This study examined whether the learning advantages of an external focus of attention relative to an internal focus, as demonstrated by Wulf, Höss, and Prinz (1998), would also be found for a sport skill under field-like conditions. Participants (9 women, 13 men; age range: 21-29 years) without experience in golf were required to practice pitch shots. The(More)
Recent studies (Chiviacowsky & Wulf, 2002, 2005) have shown that learners prefer to receive feedback after they believe they had a "good" rather than "poor" trial. The present study followed up on this finding and examined whether learning would benefit if individuals received feedback after good relative to poor trials. Participants practiced a task that(More)
This paper examines whether self-controlled feedback schedules enhance learning, because they are more tailored to the performers' needs than externally controlled feedback schedules. Participants practiced a sequential timing task. One group of learners (self-control) was provided with feedback whenever they requested it, whereas another group (yoked) had(More)
PURPOSE There has been renewed interest on the part of speech-language pathologists to understand how the motor system learns and determine whether principles of motor learning, derived from studies of nonspeech motor skills, apply to treatment of motor speech disorders. The purpose of this tutorial is to introduce principles that enhance motor learning for(More)

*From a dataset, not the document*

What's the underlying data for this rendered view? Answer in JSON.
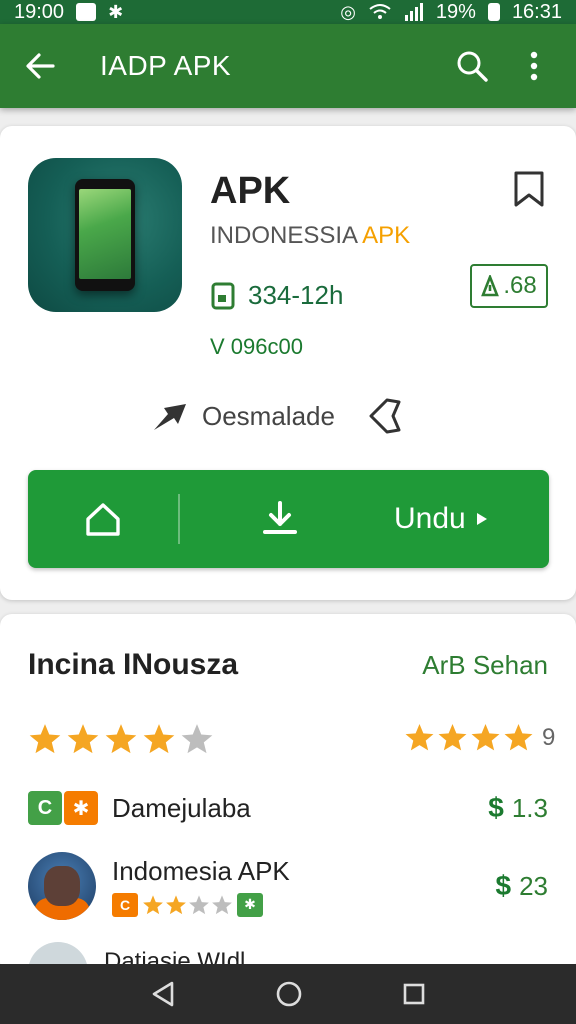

The study follows up on the contention that self-controlled feedback schedules benefit learning because they are more tailored to the performers' needs than externally controlled feedback schedules (Chiviacowsky & Wulf, 2002). Under this assumption, one would expect learning advantages for individuals who decide whether they want to receive feedback after a(More)